Image, History, and Politics: The Coinage of Modern Europe examines money as a medium of communication laden with artistic and political meaning by studying the last two hundred years of European coinage. This book explores the political, economic, and aesthetic messages carried by coinage, therefore providing a special realm in which to view and constantly reevaluate major political and economic developments from the French Revolution through the Cold War, with occasional comparative references to earlier time periods. The study generally focuses on the pre-1914 "Great Powers" of Europe: France, Germany, Britain, Russia, the Hapsburg Monarchy, and Italy; along with a brief comparative examination of the coinage of Spain, Switzerland and Belgium. The author demonstrates how every political system, consciously or unconsciously, constructs a set of symbols as an expression of itself with its coinage, enabling historians and social scientists to synthesize political, economic, and artistic meaning in a historical context.
|Product dimensions:||5.64(w) x 8.76(h) x 0.68(d)|
About the Author
Paul D. van Wie is Adjunct Associate Professor of Political Science at Hofstra University and is Commissioner of Landmarks and Historic Preservation, Town of Hempstead - Long Island, New York.
Table of Contents
chapter 1 France chapter 2 Germany chapter 3 Britain chapter 4 The Hapsburg Empire chapter 5 Russia chapter 6 Italy chapter 7 Spain, Switzerland, Belgium: A Comparative Study chapter 8 Bibliography
Most Helpful Customer Reviews
I just received my copy of 'Image, History, and Politics: The Coinage of Modern Europe' and can't put it down! The book provides excellent information and referencing that every historian, especially those that find history economically based, should have on hand. The book provides the detailed pictures and research for you! I base several of the units I teach for one of my courses on Economical History on it.

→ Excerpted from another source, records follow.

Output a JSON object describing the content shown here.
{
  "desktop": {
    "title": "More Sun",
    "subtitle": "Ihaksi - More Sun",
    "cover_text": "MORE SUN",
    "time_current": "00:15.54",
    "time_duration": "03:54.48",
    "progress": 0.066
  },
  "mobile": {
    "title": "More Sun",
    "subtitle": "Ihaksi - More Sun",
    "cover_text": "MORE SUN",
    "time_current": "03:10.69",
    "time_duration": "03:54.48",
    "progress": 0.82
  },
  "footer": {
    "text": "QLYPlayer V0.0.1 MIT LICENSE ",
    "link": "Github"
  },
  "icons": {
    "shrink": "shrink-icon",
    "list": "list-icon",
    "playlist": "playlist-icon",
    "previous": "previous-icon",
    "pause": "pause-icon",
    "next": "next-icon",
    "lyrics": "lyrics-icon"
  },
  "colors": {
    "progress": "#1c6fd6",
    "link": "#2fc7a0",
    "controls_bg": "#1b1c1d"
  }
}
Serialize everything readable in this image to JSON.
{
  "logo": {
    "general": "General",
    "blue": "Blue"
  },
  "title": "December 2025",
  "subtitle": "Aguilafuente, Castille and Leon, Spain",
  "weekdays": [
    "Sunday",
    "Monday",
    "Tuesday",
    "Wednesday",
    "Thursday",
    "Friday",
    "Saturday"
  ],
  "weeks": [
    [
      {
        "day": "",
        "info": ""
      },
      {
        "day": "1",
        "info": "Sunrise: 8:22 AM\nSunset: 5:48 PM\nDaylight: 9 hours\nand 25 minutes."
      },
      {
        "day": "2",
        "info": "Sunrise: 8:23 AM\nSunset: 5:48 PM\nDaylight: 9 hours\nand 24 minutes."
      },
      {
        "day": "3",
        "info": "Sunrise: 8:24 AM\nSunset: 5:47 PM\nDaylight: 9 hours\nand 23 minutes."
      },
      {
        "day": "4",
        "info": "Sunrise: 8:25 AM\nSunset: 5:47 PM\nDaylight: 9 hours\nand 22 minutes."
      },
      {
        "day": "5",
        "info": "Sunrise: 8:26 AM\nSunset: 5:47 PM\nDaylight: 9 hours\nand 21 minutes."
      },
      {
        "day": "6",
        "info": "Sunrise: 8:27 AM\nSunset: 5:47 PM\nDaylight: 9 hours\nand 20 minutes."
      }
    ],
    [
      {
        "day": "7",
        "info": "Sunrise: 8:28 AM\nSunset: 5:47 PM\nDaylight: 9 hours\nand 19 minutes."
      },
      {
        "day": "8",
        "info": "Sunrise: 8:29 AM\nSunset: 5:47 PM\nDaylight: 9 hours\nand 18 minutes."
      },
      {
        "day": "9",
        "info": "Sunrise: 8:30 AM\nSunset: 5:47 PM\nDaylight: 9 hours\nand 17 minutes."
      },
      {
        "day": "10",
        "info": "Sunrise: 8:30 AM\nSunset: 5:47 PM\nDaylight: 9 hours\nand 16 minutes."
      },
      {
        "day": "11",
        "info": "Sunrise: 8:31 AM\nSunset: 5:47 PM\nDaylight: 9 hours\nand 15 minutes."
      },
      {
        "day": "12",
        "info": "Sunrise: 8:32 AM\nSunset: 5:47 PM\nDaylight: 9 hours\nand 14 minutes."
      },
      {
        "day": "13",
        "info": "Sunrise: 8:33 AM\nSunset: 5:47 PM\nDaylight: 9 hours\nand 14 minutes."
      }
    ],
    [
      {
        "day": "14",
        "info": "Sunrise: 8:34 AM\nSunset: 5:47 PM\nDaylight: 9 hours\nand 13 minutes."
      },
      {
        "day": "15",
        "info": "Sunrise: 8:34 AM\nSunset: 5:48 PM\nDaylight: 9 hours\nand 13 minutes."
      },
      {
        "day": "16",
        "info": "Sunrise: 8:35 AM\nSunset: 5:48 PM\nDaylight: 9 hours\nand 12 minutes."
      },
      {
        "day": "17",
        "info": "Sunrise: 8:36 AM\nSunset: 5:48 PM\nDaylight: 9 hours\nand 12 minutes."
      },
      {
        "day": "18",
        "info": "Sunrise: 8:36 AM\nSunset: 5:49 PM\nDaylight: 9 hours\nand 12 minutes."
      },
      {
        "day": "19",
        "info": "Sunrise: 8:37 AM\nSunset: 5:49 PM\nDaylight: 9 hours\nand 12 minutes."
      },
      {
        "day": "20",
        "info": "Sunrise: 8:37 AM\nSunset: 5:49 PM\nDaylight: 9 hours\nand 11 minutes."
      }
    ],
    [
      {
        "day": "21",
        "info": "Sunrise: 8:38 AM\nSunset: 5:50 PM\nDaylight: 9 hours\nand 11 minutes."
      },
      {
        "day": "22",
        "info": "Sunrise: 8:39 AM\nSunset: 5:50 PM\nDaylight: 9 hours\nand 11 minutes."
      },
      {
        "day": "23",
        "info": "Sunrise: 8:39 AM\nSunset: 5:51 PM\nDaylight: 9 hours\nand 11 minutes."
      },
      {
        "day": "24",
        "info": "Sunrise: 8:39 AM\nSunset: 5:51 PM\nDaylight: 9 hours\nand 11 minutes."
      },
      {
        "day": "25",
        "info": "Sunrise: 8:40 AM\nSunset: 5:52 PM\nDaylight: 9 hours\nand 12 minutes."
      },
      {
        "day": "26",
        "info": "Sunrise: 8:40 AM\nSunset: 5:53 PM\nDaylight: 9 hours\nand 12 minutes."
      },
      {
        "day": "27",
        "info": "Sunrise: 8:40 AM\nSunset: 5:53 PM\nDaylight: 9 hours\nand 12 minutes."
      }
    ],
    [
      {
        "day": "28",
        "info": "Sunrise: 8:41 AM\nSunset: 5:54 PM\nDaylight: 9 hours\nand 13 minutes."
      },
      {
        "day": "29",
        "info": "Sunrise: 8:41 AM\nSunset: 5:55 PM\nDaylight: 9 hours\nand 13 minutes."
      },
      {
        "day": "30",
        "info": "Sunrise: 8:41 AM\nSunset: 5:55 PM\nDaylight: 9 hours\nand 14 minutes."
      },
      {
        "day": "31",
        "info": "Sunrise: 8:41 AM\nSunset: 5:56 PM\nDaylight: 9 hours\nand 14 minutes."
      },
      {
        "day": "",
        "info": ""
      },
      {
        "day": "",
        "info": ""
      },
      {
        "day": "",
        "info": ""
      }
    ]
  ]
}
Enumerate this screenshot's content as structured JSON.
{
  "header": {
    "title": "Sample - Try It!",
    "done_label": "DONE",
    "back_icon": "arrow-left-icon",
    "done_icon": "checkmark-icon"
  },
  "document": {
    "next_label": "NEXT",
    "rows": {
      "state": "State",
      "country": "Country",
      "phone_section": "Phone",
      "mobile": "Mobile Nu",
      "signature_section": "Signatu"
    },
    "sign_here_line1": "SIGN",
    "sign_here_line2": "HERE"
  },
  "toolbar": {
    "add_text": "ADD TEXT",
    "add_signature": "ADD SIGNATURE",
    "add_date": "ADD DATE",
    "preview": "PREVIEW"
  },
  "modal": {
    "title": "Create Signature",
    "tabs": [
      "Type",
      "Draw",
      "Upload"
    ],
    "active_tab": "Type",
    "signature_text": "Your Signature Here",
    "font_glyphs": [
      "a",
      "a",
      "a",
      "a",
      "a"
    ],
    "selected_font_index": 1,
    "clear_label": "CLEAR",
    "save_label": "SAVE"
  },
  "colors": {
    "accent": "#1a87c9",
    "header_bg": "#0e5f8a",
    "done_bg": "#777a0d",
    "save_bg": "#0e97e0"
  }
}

Martin Luther, Leonardo D'Vinci, Napoleon Bonaparte, Karl Marx. Ha. Who needs these puny little figures in history? Instead there should stand one man, a man so great that he can never find a piece of chalk. A man who can stare Doritos in the face and laugh. A man who's name means Prussian Nobility (well not really, there's a A instead of a O, but does it matter.) A man who worked in the fields for 12 hours a day. A man whose wardrobe matches that Calvin Klein guy. This man, strong, tall, kind-of-smart: Paul van Wie. Read his book and you shall see what a master piece is. Read it a second time and see what the masterpiece of time is. Read it backwards the third time and it will reveal the secret message 'Why are you reading my book for the third time? Go study for the AP test!'